Oh, the Level 3 Lemon Tart at the International Culinary School….quite delicious, difficult to master, and all that more enjoyable when you do. I Instagrammed a pic of one of many I’ve made during this level at school and it was so popular I had to share the recipe and secrets I’ve learned from making this baby many, many times.
Level 3 is interesting in that way – we consistently turn out the same recipes over and over again in an effort to create the most perfect product possible as consistently as possible. It’s a reflection of what working in a real life kitchen will be like and an important feature of the education provided at The International Culinary Center.
Back to the Lemon Tart….this is one of my favorite desserts. Not just at The ICC – in life, period. My mother has a hankering for all things lemon as well. I definitely inherited the tartness flavor gene from her. I can’t wait to visit her in April and make her one. She already flipped out over the Instagram I shared.
The dough on this tart can be a bit tricky. There is a delicate balance between too moist and too dry, and when rolled out and gets a bit melty if your surface isn’t cold enough because of the soft butter holding everything together. I recommend making the dough, rolling it out in between 2 sheets of plastic wrap and blind baking it immediately but if it starts to get a bit weird on you wrap it in plastic wrap and pop it into the freezer for 5 minutes before rolling. Once it’s rolled, gently slid the dough (in between the plastic wrap) over a rolling pin, remove one side of the plastic wrap and gingerly place it on top of a buttered tart form. I’d recommend a piece of buttered parchment paper under the form as well.
When it comes to the filling, allow the lemon zest to sit in the juice for 20 minutes to infuse the flavors then strain before adding to the custard. You want a creamy custard so removal of the zest is key. When mixing the eggs and sugar, do so carefully without incorporating too much air to avoid bubbles in the custard but try to get all those pesky sugar granules to melt away into the egg.
Other tips: allow the tart to cool almost completely before removing it from the form. I like to slice this tart with a very sharp fish filet knife as the crust is delicate and top with a teensy bit of powdered sugar. Good luck – recipe and procedure are below![tabgroup layout=”horizontal”] [tab title=”Ingredients”]Shortbread Dough:
5 1/4 oz softened butter
3 oz confectioners’ sugar
pinch of salt
2 egg yolks
9 oz cake flour, sifted
1 to 2 T ice water, if needed
5 oz lemon juice (juice from about 4-5 lemons)
Zest from lemons
7 oz finely granulated sugar
5 oz heavy cream [/tab] [tab title=”Procedure”]Dough:
1. In a bowl cream the butter, powdered sugar and salt until light and fluffy.
2. Add the egg yolk one at a time to the mix and incorporate.

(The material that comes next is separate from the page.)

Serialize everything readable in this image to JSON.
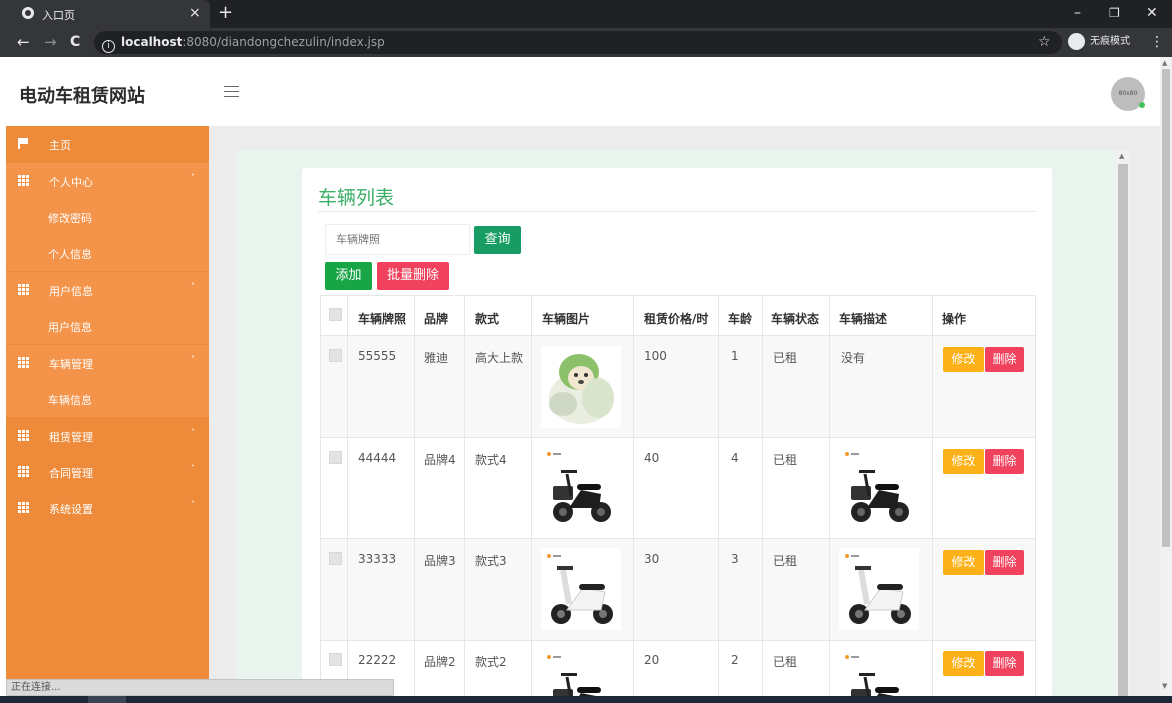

3. Add cake flour all at once and mix slowly til just combined. *If the dough is too crumbly, add a bit of cold water.
4. Either roll out the dough and blind bake immediately or wrap and freeze.
Blind Baking the Dough:
1. Turn on convection oven to 350.
2. Roll out dough to about 1/16 inch thick on a lightly floured surface and onto a buttered tart form. Place a crinkled up piece of parchment paper on the tart dough and pour baking beans on.
3. Blind bake until light golden brown. Remove from oven and let cool.
1. Wash lemons, grate zest and juice lemons. Set aside.
2. Break eggs, add sugar and beat lightly until smooth.
3. Pour the cream into the egg mixture and mix lightly.
4. Strain the zest from the juice, and add juice to the mixture. Skim any foam off the top and pour into the pastry shell.
5. Cook at 300 for 25 to 30 minutes til filling is firm. If the shell begins to get too brown place an aluminum foil ring around it.
6. Slice when cool and sprinkle with powdered sugar. [/tab] [/tabgroup]